Because a lot of planning happens behind these events, the EPC had to decide to have a virtual career fair by July. EPC’s Interim Coordinator Su Lazo expected to coordinate a virtual fair once the amount of COVID-19 cases started expanding into the triple digits. 

“You donʻt know other people’s apprehensions and anxieties when it comes to COVID,” Lazo said. “You want people to have access to employers in the most comfortable setting, and we want to protect their health and safety of everybody, so virtual just seems the best option for us right now.”

Lazo did not find it difficult to coordinate and transition from an in-person to an online event mostly because she already had participated in virtual workshops. Some of the tasks for in-person career fairs are the same such as inviting and reaching out to employers, so the EPC had a foundation to transition to an online event.

However, there were still challenges to learn from the spring virtual job fair. Breakout rooms proved tedious, so students will instead be able to hop in and out of 31 virtual meetings going on at the same time. Each virtual “booth” will have a UHCC facilitator that will man the booth to support the employer, and participants will be able to jump back and forth between sessions, similar to an in-person event. The EPC made a virtual booth guide, which has Zoom links and ID’s for each meeting. This guide will be updated by Thursday morning and emailed to those who have registered for the event.

To help students stand out to possible employers, UHCC has provided resources concerning how to prepare for a virtual job fair, how to develop an elevator pitch, how to dress for success, what to do after the fair, and more.
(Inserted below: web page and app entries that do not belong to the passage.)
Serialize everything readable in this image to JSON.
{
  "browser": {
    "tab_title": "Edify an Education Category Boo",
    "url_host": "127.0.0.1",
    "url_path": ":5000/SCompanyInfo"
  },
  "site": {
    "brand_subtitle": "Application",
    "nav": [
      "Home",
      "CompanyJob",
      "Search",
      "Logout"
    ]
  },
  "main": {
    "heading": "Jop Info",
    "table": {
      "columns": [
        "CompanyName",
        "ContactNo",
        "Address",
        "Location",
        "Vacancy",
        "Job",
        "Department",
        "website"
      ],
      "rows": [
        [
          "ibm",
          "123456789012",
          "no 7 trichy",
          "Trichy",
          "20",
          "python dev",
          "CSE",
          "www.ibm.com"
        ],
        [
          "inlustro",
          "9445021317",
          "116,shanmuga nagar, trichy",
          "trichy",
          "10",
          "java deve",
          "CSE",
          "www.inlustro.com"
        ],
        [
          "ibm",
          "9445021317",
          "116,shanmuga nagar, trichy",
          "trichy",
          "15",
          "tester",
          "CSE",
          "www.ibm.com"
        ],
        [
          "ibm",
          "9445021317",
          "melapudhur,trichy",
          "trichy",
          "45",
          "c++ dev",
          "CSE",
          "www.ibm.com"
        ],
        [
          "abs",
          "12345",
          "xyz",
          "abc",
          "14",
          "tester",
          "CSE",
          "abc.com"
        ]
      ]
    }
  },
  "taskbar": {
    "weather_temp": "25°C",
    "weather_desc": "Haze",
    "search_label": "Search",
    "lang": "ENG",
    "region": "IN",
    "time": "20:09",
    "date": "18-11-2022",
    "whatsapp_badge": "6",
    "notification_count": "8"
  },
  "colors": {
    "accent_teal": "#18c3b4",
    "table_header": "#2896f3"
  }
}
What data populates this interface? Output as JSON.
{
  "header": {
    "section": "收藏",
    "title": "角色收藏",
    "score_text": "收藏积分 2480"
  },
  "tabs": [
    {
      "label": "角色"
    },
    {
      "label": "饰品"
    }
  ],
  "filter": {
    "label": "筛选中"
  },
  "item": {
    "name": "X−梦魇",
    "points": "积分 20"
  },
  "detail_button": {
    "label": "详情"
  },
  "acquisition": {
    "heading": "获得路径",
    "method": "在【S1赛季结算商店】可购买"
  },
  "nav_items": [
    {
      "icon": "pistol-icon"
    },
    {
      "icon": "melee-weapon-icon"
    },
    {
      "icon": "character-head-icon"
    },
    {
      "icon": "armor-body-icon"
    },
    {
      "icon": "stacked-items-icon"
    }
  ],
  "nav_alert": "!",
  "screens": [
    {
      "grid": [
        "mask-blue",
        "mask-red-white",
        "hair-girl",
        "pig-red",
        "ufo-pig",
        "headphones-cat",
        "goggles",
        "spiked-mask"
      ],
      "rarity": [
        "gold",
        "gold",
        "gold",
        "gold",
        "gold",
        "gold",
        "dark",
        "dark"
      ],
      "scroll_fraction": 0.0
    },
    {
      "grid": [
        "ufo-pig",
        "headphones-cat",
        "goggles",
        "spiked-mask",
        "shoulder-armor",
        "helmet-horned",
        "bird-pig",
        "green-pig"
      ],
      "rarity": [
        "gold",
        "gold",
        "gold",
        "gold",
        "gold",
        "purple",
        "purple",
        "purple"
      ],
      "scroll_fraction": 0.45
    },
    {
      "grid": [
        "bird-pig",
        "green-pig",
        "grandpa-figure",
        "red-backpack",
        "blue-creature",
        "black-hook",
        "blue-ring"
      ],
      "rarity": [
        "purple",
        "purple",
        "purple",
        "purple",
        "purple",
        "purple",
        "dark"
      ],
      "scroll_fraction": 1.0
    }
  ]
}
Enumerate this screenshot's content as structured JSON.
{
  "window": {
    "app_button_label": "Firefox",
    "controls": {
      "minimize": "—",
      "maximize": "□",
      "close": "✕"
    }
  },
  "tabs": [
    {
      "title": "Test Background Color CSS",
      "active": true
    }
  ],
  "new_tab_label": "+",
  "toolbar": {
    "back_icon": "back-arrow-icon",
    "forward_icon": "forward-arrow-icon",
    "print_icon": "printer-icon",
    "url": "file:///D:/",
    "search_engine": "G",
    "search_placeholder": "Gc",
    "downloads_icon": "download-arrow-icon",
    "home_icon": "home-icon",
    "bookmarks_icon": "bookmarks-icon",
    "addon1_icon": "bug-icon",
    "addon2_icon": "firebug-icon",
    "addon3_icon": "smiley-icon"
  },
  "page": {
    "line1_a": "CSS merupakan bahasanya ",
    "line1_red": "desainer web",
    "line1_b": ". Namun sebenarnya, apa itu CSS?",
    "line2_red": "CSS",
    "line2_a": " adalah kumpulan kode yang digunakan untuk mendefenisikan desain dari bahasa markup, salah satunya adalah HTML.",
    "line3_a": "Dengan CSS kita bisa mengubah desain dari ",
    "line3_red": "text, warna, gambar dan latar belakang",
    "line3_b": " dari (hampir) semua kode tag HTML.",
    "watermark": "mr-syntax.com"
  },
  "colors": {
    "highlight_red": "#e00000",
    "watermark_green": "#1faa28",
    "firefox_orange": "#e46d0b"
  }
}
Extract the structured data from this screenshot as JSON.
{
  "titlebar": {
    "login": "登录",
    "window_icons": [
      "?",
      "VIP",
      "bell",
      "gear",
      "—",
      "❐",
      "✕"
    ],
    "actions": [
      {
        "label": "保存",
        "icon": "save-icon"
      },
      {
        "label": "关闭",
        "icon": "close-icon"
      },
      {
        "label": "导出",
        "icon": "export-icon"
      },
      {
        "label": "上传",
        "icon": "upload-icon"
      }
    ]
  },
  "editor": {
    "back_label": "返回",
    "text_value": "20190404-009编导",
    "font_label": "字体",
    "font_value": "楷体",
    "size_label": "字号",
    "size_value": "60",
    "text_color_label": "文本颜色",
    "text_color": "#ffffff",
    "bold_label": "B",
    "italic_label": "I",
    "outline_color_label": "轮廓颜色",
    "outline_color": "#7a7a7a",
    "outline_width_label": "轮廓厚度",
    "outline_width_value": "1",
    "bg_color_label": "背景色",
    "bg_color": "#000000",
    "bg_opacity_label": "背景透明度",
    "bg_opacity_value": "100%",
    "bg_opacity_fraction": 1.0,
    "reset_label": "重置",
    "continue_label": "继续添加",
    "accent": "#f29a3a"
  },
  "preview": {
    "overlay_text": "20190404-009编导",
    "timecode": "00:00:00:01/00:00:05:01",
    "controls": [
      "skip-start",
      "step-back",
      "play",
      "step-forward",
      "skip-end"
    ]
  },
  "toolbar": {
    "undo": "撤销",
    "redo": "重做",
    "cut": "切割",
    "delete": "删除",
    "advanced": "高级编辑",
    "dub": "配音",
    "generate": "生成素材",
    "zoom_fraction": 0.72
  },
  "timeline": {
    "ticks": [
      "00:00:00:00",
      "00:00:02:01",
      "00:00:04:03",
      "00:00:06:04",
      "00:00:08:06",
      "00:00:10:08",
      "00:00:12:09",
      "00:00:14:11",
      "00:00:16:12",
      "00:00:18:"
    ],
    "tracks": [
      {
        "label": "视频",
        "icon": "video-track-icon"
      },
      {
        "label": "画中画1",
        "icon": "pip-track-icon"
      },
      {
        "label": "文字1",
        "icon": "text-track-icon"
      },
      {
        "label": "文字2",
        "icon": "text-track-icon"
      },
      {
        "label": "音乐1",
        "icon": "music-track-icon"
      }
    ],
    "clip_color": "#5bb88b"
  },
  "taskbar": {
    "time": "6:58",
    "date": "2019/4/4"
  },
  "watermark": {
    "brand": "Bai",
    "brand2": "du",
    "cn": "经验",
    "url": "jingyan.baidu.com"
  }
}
“Before the pandemic, it was such a jobseeker’s market,” Lazo said. “Because our unemployment was so low, employers were kind of desperate for people, but that has completely changed. It is now an employer’s market. There are so many people that are looking for a job now, [employers] can take their pick.”

Although employers are looking for employees, Lazo also mentioned that students “don’t need to be looking for a job to attend this event.”

“That’s why it’s called a ‘Career Fair’ and not a ‘Job Fair,’” Lazo said. “This event is just as much for people that are looking for jobs as those that are looking to get career advice and to do career exploration. I’m sure there’s at least one industry [students] are interested in pursuing potentially as a career, so this is their opportunity to speak with professionals in that industry. It’s a great networking opportunity for students, not if they’re just looking for a job.”

There will also be a keynote event concerning the future of Hawaiʻi’s jobs at 9 am on Thursday, an hour before the career fair. The panel features four executive directors of the workforce development boards from each of the counties across the state. They’ll share how the pandemic has impacted the local labor market as well as insights on how to navigate the future given the uncertainty of our economic situation.

“We’d love for students to hear it,” Lazo said.  “This is impacting their future, their career, and employment goals, so that’s something we’re really excited about. … This is all for them.”

For more information about the UHCC Virtual Career Fair, contact or check out their FAQ.